On-air challenge: This week's puzzle was inspired by crossword constructor Merl Reagle, who died earlier this month.

One of Merl's most classic crosswords was titled "Anagrammys," in which he took the titles of popular songs and recast them with an anagram of one word. For example, his clue was "Anagrammy-winning poker song?" and the answer was "Dealer of the Pack." Of course, that was a play on "Leader of the Pack," which was a hit for the Shangri-Las in 1964.

Given an answer, you name the song. All you have to do is anagram one word in the made-up title you're given to complete the correct title.

Last week's challenge, from listener Sandy Weisz of Chicago: Name a famous military figure of the past 50 years. The first three letters of his first name and the first three letters of his last name are both well-known military abbreviations. Who is it?

Answer: Colin Powell (Col. and P.O.W.)

Winner: Susan Reinert of Colorado Springs, Colo.

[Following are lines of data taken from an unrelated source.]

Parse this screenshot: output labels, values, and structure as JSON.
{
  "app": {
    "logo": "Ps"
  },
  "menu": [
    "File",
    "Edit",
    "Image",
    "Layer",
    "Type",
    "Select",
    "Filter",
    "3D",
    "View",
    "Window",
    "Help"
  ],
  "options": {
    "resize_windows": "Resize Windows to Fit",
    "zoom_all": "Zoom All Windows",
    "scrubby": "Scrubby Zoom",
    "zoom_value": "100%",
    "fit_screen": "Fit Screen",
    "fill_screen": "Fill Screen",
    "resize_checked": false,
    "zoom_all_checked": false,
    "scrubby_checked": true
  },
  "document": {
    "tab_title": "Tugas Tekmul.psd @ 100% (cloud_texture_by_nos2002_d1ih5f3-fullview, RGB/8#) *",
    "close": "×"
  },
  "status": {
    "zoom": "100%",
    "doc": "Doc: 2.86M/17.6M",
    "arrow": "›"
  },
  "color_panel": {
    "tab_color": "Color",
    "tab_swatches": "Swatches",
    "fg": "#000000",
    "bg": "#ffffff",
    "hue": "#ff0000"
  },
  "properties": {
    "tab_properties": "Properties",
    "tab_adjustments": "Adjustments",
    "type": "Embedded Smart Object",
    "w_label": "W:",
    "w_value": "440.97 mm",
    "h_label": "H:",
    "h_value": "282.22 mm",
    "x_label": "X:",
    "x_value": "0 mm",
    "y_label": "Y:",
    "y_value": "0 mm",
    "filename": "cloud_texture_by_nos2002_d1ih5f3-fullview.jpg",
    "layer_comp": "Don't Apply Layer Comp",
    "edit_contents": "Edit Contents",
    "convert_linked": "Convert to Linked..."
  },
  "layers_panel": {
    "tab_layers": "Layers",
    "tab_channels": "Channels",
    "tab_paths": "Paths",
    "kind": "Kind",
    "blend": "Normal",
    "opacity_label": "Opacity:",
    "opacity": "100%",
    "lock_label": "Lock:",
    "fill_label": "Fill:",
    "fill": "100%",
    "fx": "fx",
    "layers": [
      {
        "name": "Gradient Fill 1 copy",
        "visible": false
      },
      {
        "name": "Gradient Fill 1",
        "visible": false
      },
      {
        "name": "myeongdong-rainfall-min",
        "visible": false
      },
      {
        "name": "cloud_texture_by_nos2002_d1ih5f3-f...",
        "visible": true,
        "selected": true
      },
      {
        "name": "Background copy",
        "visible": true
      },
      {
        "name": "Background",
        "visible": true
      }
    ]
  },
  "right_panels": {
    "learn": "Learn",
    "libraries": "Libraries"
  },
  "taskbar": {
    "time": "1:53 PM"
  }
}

Next week's challenge: Name a famous movie in eight letters that has had multiple sequels. The title is one word. Rearrange its letters to get a two-word phrase for a satchel. What is it?